■ YOUR INSTRUCTIONS
Reproduce the full listing as it stands. Images do not belong in the copy.

■ THE DATA
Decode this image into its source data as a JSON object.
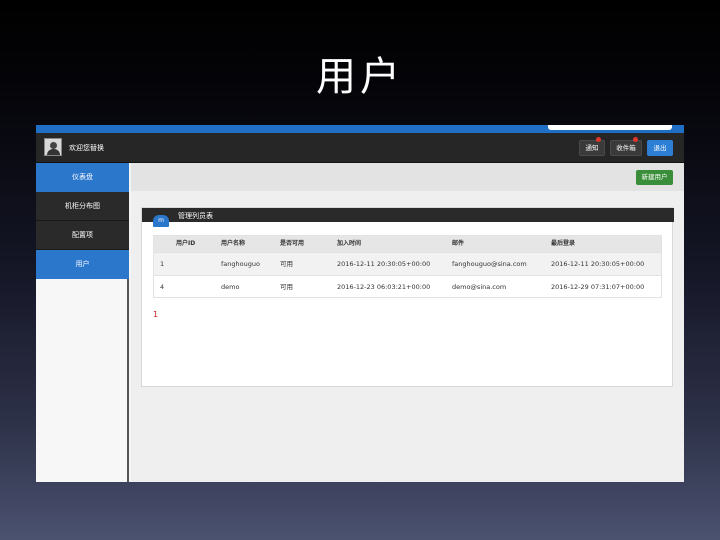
{
  "slide": {
    "title": "用户"
  },
  "navbar": {
    "welcome": "欢迎您替换",
    "notify_label": "通知",
    "inbox_label": "收件箱",
    "logout_label": "退出"
  },
  "sidebar": {
    "items": [
      {
        "label": "仪表盘",
        "state": "active"
      },
      {
        "label": "机柜分布图",
        "state": "normal"
      },
      {
        "label": "配置项",
        "state": "normal"
      },
      {
        "label": "用户",
        "state": "active"
      }
    ]
  },
  "toolbar": {
    "new_user_label": "新建用户"
  },
  "panel": {
    "icon_glyph": "m",
    "title": "管理列员表"
  },
  "table": {
    "columns": [
      "用户ID",
      "用户名称",
      "是否可用",
      "加入时间",
      "邮件",
      "最后登录"
    ],
    "rows": [
      {
        "id": "1",
        "name": "fanghouguo",
        "status": "可用",
        "joined": "2016-12-11 20:30:05+00:00",
        "email": "fanghouguo@sina.com",
        "last_login": "2016-12-11 20:30:05+00:00"
      },
      {
        "id": "4",
        "name": "demo",
        "status": "可用",
        "joined": "2016-12-23 06:03:21+00:00",
        "email": "demo@sina.com",
        "last_login": "2016-12-29 07:31:07+00:00"
      }
    ]
  },
  "pagination": {
    "current_page": "1"
  },
  "colors": {
    "primary": "#2b77cc",
    "success": "#3a8e3a",
    "navbar": "#262626",
    "danger": "#cc2222"
  },
  "icons": {
    "avatar": "user-avatar-icon",
    "notification_flag": "red-dot-icon",
    "panel": "list-icon"
  }
}
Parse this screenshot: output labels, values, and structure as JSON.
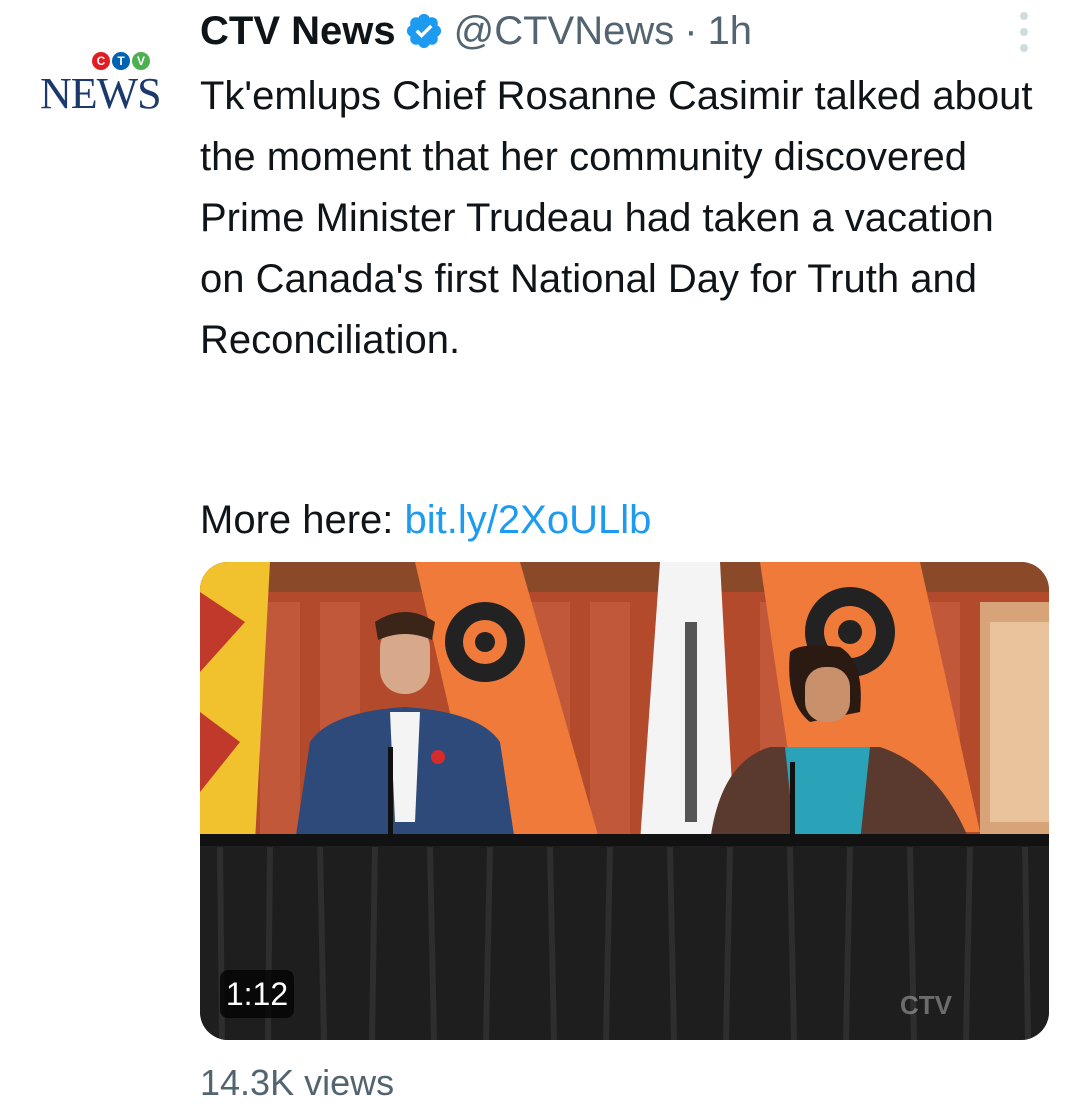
{
  "avatar": {
    "ctv_letters": [
      "C",
      "T",
      "V"
    ],
    "ctv_colors": [
      "#e31b23",
      "#0062b0",
      "#4caf50"
    ],
    "wordmark": "NEWS"
  },
  "header": {
    "display_name": "CTV News",
    "handle": "@CTVNews",
    "separator": "·",
    "time": "1h",
    "verified_color": "#1d9bf0"
  },
  "tweet": {
    "text": "Tk'emlups Chief Rosanne Casimir talked about the moment that her community discovered Prime Minister Trudeau had taken a vacation on Canada's first National Day for Truth and Reconciliation.",
    "more_label": "More here:",
    "link": "bit.ly/2XoULlb",
    "link_color": "#1d9bf0"
  },
  "video": {
    "duration": "1:12",
    "watermark": "CTV"
  },
  "stats": {
    "views": "14.3K views"
  }
}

■ ANSWER TO THIS EXERCISE
Decode this image into its source data as a JSON object.
{
  "slide": {
    "title": "用户"
  },
  "navbar": {
    "welcome": "欢迎您替换",
    "notify_label": "通知",
    "inbox_label": "收件箱",
    "logout_label": "退出"
  },
  "sidebar": {
    "items": [
      {
        "label": "仪表盘",
        "state": "active"
      },
      {
        "label": "机柜分布图",
        "state": "normal"
      },
      {
        "label": "配置项",
        "state": "normal"
      },
      {
        "label": "用户",
        "state": "active"
      }
    ]
  },
  "toolbar": {
    "new_user_label": "新建用户"
  },
  "panel": {
    "icon_glyph": "m",
    "title": "管理列员表"
  },
  "table": {
    "columns": [
      "用户ID",
      "用户名称",
      "是否可用",
      "加入时间",
      "邮件",
      "最后登录"
    ],
    "rows": [
      {
        "id": "1",
        "name": "fanghouguo",
        "status": "可用",
        "joined": "2016-12-11 20:30:05+00:00",
        "email": "fanghouguo@sina.com",
        "last_login": "2016-12-11 20:30:05+00:00"
      },
      {
        "id": "4",
        "name": "demo",
        "status": "可用",
        "joined": "2016-12-23 06:03:21+00:00",
        "email": "demo@sina.com",
        "last_login": "2016-12-29 07:31:07+00:00"
      }
    ]
  },
  "pagination": {
    "current_page": "1"
  },
  "colors": {
    "primary": "#2b77cc",
    "success": "#3a8e3a",
    "navbar": "#262626",
    "danger": "#cc2222"
  },
  "icons": {
    "avatar": "user-avatar-icon",
    "notification_flag": "red-dot-icon",
    "panel": "list-icon"
  }
}
Parse this screenshot: output labels, values, and structure as JSON.
{
  "avatar": {
    "ctv_letters": [
      "C",
      "T",
      "V"
    ],
    "ctv_colors": [
      "#e31b23",
      "#0062b0",
      "#4caf50"
    ],
    "wordmark": "NEWS"
  },
  "header": {
    "display_name": "CTV News",
    "handle": "@CTVNews",
    "separator": "·",
    "time": "1h",
    "verified_color": "#1d9bf0"
  },
  "tweet": {
    "text": "Tk'emlups Chief Rosanne Casimir talked about the moment that her community discovered Prime Minister Trudeau had taken a vacation on Canada's first National Day for Truth and Reconciliation.",
    "more_label": "More here:",
    "link": "bit.ly/2XoULlb",
    "link_color": "#1d9bf0"
  },
  "video": {
    "duration": "1:12",
    "watermark": "CTV"
  },
  "stats": {
    "views": "14.3K views"
  }
}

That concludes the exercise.